* WORK INSTRUCTIONS
Write out each entry again. Keep every word exactly as it is.

* Records contained in a dataset
*** Begin section ***

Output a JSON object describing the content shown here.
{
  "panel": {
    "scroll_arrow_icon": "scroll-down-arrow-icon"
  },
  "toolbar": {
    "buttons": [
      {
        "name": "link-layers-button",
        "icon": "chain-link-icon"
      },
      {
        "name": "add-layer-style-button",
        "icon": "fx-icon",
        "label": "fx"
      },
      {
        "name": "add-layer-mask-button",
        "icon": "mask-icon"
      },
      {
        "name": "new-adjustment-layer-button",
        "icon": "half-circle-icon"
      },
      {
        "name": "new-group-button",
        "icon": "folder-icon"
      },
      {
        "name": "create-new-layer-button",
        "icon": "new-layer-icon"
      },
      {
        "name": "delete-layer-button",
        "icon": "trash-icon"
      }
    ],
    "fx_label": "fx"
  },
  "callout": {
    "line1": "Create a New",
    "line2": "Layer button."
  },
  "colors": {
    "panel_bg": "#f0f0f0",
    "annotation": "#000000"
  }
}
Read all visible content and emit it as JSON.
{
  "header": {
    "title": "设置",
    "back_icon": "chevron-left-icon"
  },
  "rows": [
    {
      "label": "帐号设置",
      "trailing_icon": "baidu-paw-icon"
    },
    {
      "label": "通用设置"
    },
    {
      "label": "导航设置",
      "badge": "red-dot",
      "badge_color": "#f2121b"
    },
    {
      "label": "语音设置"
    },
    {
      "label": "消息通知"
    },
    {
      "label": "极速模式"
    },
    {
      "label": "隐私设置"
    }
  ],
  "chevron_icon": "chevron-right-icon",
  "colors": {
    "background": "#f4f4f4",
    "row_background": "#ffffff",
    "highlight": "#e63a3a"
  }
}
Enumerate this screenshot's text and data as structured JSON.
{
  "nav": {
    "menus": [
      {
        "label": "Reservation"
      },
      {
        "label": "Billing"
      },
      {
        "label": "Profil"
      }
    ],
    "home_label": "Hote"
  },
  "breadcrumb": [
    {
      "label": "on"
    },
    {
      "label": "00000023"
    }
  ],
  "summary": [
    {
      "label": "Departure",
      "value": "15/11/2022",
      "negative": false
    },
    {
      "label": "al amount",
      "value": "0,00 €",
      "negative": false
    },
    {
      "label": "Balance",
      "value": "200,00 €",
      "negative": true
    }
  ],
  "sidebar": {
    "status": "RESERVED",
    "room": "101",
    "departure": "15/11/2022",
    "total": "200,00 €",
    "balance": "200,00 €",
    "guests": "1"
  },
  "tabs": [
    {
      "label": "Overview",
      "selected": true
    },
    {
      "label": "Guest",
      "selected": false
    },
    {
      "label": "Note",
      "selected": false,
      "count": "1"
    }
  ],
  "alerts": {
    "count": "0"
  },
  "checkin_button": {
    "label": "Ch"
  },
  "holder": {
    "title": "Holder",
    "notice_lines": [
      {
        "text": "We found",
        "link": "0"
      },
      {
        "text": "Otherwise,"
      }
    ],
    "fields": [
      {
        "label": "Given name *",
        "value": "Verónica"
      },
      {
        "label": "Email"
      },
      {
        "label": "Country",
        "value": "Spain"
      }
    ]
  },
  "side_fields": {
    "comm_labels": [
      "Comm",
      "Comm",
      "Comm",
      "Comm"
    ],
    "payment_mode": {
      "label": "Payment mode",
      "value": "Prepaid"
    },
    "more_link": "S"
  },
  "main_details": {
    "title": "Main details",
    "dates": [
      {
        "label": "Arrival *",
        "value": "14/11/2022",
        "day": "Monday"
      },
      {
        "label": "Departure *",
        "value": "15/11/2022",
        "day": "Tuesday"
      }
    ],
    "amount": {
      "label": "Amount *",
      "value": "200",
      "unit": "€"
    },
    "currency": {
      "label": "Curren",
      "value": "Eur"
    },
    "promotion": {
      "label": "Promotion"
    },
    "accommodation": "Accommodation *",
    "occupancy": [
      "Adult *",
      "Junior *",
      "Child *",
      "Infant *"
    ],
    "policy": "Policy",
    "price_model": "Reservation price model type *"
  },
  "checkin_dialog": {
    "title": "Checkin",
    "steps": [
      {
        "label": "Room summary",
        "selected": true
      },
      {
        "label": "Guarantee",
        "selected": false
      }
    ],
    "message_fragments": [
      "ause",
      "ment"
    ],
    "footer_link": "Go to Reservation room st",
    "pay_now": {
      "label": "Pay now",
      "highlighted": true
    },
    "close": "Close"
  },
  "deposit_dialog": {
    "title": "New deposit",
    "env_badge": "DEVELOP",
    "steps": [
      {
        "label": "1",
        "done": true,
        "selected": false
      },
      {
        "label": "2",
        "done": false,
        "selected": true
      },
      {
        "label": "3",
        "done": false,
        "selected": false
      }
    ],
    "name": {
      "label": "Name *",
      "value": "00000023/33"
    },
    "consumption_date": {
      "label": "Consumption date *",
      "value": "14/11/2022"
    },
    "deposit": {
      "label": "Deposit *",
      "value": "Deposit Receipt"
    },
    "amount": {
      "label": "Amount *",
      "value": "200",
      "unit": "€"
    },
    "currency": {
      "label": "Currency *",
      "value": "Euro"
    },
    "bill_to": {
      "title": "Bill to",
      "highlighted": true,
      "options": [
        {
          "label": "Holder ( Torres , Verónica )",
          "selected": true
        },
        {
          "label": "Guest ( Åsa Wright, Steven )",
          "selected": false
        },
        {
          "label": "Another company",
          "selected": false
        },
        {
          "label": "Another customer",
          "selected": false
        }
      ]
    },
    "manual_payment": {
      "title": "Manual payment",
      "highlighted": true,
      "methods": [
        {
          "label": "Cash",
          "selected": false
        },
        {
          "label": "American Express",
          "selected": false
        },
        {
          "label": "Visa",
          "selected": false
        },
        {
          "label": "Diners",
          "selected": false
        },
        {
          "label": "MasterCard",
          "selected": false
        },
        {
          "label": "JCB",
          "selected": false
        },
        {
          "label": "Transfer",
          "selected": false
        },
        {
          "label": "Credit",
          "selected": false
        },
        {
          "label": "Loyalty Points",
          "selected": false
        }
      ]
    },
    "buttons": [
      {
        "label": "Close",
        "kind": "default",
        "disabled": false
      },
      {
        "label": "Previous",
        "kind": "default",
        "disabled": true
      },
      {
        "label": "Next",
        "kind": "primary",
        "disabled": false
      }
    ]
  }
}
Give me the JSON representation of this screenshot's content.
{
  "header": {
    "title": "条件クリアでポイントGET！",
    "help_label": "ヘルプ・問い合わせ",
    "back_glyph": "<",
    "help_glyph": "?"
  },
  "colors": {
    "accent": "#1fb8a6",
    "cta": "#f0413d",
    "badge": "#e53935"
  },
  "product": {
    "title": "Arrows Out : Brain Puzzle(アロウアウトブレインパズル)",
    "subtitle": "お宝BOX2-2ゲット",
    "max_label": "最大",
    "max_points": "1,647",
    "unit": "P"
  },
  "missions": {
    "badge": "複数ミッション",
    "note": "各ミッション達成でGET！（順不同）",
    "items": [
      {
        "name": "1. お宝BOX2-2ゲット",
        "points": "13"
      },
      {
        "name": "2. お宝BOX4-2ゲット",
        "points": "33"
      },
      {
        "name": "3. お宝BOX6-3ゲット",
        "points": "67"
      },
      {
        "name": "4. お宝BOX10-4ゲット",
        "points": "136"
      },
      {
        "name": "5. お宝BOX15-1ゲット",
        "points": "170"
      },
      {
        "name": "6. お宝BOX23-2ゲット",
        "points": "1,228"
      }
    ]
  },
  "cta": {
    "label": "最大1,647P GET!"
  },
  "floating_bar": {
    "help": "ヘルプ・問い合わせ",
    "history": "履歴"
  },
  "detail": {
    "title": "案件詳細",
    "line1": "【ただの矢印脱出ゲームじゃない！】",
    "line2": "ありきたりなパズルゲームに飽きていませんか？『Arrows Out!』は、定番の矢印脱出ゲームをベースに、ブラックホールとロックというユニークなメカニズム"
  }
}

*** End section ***

* TASK RESULT
Output a JSON object describing the content shown here.
{
  "panel": {
    "scroll_arrow_icon": "scroll-down-arrow-icon"
  },
  "toolbar": {
    "buttons": [
      {
        "name": "link-layers-button",
        "icon": "chain-link-icon"
      },
      {
        "name": "add-layer-style-button",
        "icon": "fx-icon",
        "label": "fx"
      },
      {
        "name": "add-layer-mask-button",
        "icon": "mask-icon"
      },
      {
        "name": "new-adjustment-layer-button",
        "icon": "half-circle-icon"
      },
      {
        "name": "new-group-button",
        "icon": "folder-icon"
      },
      {
        "name": "create-new-layer-button",
        "icon": "new-layer-icon"
      },
      {
        "name": "delete-layer-button",
        "icon": "trash-icon"
      }
    ],
    "fx_label": "fx"
  },
  "callout": {
    "line1": "Create a New",
    "line2": "Layer button."
  },
  "colors": {
    "panel_bg": "#f0f0f0",
    "annotation": "#000000"
  }
}
Read all visible content and emit it as JSON.
{
  "header": {
    "title": "设置",
    "back_icon": "chevron-left-icon"
  },
  "rows": [
    {
      "label": "帐号设置",
      "trailing_icon": "baidu-paw-icon"
    },
    {
      "label": "通用设置"
    },
    {
      "label": "导航设置",
      "badge": "red-dot",
      "badge_color": "#f2121b"
    },
    {
      "label": "语音设置"
    },
    {
      "label": "消息通知"
    },
    {
      "label": "极速模式"
    },
    {
      "label": "隐私设置"
    }
  ],
  "chevron_icon": "chevron-right-icon",
  "colors": {
    "background": "#f4f4f4",
    "row_background": "#ffffff",
    "highlight": "#e63a3a"
  }
}
Enumerate this screenshot's text and data as structured JSON.
{
  "nav": {
    "menus": [
      {
        "label": "Reservation"
      },
      {
        "label": "Billing"
      },
      {
        "label": "Profil"
      }
    ],
    "home_label": "Hote"
  },
  "breadcrumb": [
    {
      "label": "on"
    },
    {
      "label": "00000023"
    }
  ],
  "summary": [
    {
      "label": "Departure",
      "value": "15/11/2022",
      "negative": false
    },
    {
      "label": "al amount",
      "value": "0,00 €",
      "negative": false
    },
    {
      "label": "Balance",
      "value": "200,00 €",
      "negative": true
    }
  ],
  "sidebar": {
    "status": "RESERVED",
    "room": "101",
    "departure": "15/11/2022",
    "total": "200,00 €",
    "balance": "200,00 €",
    "guests": "1"
  },
  "tabs": [
    {
      "label": "Overview",
      "selected": true
    },
    {
      "label": "Guest",
      "selected": false
    },
    {
      "label": "Note",
      "selected": false,
      "count": "1"
    }
  ],
  "alerts": {
    "count": "0"
  },
  "checkin_button": {
    "label": "Ch"
  },
  "holder": {
    "title": "Holder",
    "notice_lines": [
      {
        "text": "We found",
        "link": "0"
      },
      {
        "text": "Otherwise,"
      }
    ],
    "fields": [
      {
        "label": "Given name *",
        "value": "Verónica"
      },
      {
        "label": "Email"
      },
      {
        "label": "Country",
        "value": "Spain"
      }
    ]
  },
  "side_fields": {
    "comm_labels": [
      "Comm",
      "Comm",
      "Comm",
      "Comm"
    ],
    "payment_mode": {
      "label": "Payment mode",
      "value": "Prepaid"
    },
    "more_link": "S"
  },
  "main_details": {
    "title": "Main details",
    "dates": [
      {
        "label": "Arrival *",
        "value": "14/11/2022",
        "day": "Monday"
      },
      {
        "label": "Departure *",
        "value": "15/11/2022",
        "day": "Tuesday"
      }
    ],
    "amount": {
      "label": "Amount *",
      "value": "200",
      "unit": "€"
    },
    "currency": {
      "label": "Curren",
      "value": "Eur"
    },
    "promotion": {
      "label": "Promotion"
    },
    "accommodation": "Accommodation *",
    "occupancy": [
      "Adult *",
      "Junior *",
      "Child *",
      "Infant *"
    ],
    "policy": "Policy",
    "price_model": "Reservation price model type *"
  },
  "checkin_dialog": {
    "title": "Checkin",
    "steps": [
      {
        "label": "Room summary",
        "selected": true
      },
      {
        "label": "Guarantee",
        "selected": false
      }
    ],
    "message_fragments": [
      "ause",
      "ment"
    ],
    "footer_link": "Go to Reservation room st",
    "pay_now": {
      "label": "Pay now",
      "highlighted": true
    },
    "close": "Close"
  },
  "deposit_dialog": {
    "title": "New deposit",
    "env_badge": "DEVELOP",
    "steps": [
      {
        "label": "1",
        "done": true,
        "selected": false
      },
      {
        "label": "2",
        "done": false,
        "selected": true
      },
      {
        "label": "3",
        "done": false,
        "selected": false
      }
    ],
    "name": {
      "label": "Name *",
      "value": "00000023/33"
    },
    "consumption_date": {
      "label": "Consumption date *",
      "value": "14/11/2022"
    },
    "deposit": {
      "label": "Deposit *",
      "value": "Deposit Receipt"
    },
    "amount": {
      "label": "Amount *",
      "value": "200",
      "unit": "€"
    },
    "currency": {
      "label": "Currency *",
      "value": "Euro"
    },
    "bill_to": {
      "title": "Bill to",
      "highlighted": true,
      "options": [
        {
          "label": "Holder ( Torres , Verónica )",
          "selected": true
        },
        {
          "label": "Guest ( Åsa Wright, Steven )",
          "selected": false
        },
        {
          "label": "Another company",
          "selected": false
        },
        {
          "label": "Another customer",
          "selected": false
        }
      ]
    },
    "manual_payment": {
      "title": "Manual payment",
      "highlighted": true,
      "methods": [
        {
          "label": "Cash",
          "selected": false
        },
        {
          "label": "American Express",
          "selected": false
        },
        {
          "label": "Visa",
          "selected": false
        },
        {
          "label": "Diners",
          "selected": false
        },
        {
          "label": "MasterCard",
          "selected": false
        },
        {
          "label": "JCB",
          "selected": false
        },
        {
          "label": "Transfer",
          "selected": false
        },
        {
          "label": "Credit",
          "selected": false
        },
        {
          "label": "Loyalty Points",
          "selected": false
        }
      ]
    },
    "buttons": [
      {
        "label": "Close",
        "kind": "default",
        "disabled": false
      },
      {
        "label": "Previous",
        "kind": "default",
        "disabled": true
      },
      {
        "label": "Next",
        "kind": "primary",
        "disabled": false
      }
    ]
  }
}
Give me the JSON representation of this screenshot's content.
{
  "header": {
    "title": "条件クリアでポイントGET！",
    "help_label": "ヘルプ・問い合わせ",
    "back_glyph": "<",
    "help_glyph": "?"
  },
  "colors": {
    "accent": "#1fb8a6",
    "cta": "#f0413d",
    "badge": "#e53935"
  },
  "product": {
    "title": "Arrows Out : Brain Puzzle(アロウアウトブレインパズル)",
    "subtitle": "お宝BOX2-2ゲット",
    "max_label": "最大",
    "max_points": "1,647",
    "unit": "P"
  },
  "missions": {
    "badge": "複数ミッション",
    "note": "各ミッション達成でGET！（順不同）",
    "items": [
      {
        "name": "1. お宝BOX2-2ゲット",
        "points": "13"
      },
      {
        "name": "2. お宝BOX4-2ゲット",
        "points": "33"
      },
      {
        "name": "3. お宝BOX6-3ゲット",
        "points": "67"
      },
      {
        "name": "4. お宝BOX10-4ゲット",
        "points": "136"
      },
      {
        "name": "5. お宝BOX15-1ゲット",
        "points": "170"
      },
      {
        "name": "6. お宝BOX23-2ゲット",
        "points": "1,228"
      }
    ]
  },
  "cta": {
    "label": "最大1,647P GET!"
  },
  "floating_bar": {
    "help": "ヘルプ・問い合わせ",
    "history": "履歴"
  },
  "detail": {
    "title": "案件詳細",
    "line1": "【ただの矢印脱出ゲームじゃない！】",
    "line2": "ありきたりなパズルゲームに飽きていませんか？『Arrows Out!』は、定番の矢印脱出ゲームをベースに、ブラックホールとロックというユニークなメカニズム"
  }
}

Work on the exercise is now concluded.